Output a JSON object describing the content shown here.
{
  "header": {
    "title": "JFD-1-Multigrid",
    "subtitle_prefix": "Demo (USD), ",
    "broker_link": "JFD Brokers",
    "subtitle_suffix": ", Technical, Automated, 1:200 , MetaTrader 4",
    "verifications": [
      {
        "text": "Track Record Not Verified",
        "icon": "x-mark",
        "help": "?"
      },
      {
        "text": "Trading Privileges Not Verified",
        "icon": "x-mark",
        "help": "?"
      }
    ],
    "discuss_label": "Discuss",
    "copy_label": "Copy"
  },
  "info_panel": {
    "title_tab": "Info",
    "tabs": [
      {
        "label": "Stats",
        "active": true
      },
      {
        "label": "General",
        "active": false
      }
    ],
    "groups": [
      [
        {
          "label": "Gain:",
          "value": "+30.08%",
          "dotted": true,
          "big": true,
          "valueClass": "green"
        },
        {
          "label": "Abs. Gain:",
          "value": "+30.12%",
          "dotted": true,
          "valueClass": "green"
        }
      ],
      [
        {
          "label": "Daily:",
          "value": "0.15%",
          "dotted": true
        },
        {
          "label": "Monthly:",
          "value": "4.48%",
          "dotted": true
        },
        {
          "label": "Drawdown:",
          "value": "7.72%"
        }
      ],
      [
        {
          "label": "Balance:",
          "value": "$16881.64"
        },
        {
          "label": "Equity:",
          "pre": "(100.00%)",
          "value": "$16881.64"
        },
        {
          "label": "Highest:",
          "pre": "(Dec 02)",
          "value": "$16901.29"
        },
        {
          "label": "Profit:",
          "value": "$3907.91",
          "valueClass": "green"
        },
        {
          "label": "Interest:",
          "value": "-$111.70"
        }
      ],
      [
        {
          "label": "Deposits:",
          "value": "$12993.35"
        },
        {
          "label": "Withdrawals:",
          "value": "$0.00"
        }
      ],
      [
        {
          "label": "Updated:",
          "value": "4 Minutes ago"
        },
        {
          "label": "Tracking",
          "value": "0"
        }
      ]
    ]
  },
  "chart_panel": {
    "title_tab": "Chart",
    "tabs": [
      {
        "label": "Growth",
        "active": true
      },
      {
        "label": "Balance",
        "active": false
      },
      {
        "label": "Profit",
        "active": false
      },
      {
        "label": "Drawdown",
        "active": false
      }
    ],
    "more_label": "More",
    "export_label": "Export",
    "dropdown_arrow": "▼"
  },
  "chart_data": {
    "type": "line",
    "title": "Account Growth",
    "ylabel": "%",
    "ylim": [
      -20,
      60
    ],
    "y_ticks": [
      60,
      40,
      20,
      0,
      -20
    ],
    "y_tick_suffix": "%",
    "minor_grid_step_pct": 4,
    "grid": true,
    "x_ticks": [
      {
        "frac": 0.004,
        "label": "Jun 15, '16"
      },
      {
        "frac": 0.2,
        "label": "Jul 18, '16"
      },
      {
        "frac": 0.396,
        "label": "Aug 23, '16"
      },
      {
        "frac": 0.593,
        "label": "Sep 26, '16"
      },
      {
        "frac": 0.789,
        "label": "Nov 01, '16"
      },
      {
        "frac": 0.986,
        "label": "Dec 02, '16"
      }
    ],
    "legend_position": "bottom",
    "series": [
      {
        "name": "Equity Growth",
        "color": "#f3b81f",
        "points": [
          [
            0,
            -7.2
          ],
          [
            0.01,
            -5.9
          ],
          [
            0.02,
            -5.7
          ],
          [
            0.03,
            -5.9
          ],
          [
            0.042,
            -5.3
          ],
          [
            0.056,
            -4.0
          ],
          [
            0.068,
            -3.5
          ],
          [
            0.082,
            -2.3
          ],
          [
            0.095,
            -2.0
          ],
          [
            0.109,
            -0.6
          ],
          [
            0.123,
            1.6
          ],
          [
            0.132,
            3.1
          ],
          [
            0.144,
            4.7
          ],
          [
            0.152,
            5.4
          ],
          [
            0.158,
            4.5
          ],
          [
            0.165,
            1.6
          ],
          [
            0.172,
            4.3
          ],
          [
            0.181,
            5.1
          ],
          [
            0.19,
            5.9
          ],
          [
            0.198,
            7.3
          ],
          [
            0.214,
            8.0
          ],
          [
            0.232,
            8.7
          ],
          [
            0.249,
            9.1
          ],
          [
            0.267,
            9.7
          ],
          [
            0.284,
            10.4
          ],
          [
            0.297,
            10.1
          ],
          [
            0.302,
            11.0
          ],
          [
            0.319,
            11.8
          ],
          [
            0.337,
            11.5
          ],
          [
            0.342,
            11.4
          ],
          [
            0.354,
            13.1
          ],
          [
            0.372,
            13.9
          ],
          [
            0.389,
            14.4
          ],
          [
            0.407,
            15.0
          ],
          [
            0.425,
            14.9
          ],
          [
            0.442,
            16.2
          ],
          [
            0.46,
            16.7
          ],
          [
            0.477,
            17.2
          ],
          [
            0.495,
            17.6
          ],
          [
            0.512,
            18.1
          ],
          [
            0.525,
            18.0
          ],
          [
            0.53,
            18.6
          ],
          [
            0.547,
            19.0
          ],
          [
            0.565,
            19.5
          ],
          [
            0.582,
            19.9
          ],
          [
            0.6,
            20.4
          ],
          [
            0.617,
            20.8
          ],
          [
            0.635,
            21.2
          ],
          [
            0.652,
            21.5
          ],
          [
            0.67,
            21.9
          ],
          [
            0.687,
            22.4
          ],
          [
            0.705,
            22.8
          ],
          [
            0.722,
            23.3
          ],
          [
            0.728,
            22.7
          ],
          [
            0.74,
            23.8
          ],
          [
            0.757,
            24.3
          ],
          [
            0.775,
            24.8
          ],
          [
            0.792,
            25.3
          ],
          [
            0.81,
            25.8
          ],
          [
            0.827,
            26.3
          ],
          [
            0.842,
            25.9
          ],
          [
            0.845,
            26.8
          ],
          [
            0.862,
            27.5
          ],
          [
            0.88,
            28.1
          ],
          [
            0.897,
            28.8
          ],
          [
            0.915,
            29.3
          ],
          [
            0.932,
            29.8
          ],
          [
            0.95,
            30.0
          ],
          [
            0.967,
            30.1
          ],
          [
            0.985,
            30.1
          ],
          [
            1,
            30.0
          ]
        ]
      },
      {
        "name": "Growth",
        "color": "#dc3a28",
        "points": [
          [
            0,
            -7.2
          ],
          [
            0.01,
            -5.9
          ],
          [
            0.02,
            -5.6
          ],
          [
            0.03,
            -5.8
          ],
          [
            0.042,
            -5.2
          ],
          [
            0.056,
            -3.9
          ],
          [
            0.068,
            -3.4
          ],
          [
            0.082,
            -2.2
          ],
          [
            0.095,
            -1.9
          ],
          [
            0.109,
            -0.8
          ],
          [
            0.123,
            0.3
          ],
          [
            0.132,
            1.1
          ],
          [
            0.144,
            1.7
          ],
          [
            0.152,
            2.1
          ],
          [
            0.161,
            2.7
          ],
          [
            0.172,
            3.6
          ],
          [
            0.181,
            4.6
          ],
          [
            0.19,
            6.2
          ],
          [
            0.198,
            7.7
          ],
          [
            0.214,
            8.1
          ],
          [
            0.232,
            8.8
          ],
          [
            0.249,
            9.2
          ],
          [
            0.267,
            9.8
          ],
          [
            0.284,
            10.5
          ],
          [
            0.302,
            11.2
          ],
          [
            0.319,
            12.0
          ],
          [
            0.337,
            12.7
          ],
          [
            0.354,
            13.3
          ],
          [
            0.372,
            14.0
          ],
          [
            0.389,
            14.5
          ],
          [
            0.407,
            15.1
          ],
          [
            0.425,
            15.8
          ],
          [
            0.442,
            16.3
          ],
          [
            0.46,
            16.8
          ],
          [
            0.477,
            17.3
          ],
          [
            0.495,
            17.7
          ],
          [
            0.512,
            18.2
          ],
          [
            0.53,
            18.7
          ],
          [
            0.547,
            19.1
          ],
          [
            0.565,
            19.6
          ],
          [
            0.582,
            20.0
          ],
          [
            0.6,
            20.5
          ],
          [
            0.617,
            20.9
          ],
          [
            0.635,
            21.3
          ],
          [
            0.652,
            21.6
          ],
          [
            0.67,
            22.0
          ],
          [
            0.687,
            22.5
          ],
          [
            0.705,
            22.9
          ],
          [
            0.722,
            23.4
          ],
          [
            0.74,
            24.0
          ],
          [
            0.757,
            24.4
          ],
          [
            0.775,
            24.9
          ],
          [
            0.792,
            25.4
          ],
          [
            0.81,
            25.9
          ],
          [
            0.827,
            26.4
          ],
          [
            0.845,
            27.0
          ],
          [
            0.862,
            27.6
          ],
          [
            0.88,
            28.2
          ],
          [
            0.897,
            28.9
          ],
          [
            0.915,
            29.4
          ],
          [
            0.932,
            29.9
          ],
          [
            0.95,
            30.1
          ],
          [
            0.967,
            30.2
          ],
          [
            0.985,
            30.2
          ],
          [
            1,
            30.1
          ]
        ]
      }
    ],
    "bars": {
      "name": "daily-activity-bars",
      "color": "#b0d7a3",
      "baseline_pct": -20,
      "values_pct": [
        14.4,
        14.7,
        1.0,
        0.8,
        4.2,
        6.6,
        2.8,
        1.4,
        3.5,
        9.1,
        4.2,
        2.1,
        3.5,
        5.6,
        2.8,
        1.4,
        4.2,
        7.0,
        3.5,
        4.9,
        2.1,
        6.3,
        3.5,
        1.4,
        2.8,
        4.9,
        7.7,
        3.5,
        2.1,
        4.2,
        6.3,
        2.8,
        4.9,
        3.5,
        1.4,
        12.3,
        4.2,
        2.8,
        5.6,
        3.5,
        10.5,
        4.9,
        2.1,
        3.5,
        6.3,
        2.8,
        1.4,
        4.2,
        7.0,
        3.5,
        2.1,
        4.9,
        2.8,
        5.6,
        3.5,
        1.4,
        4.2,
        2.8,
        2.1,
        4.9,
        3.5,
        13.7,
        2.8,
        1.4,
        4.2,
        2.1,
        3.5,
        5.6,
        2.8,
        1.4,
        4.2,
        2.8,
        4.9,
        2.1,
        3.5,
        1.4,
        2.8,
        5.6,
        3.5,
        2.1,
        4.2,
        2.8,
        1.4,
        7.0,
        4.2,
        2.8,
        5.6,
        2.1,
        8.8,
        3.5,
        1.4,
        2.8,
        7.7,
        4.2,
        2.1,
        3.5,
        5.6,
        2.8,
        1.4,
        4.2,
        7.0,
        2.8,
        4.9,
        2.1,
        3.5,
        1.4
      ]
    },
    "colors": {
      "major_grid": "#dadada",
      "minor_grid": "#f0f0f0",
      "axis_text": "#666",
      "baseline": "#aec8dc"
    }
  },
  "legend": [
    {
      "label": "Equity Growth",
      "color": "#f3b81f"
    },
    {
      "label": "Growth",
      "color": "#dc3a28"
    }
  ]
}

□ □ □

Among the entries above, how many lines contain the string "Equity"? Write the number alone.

--- Answer below ---
3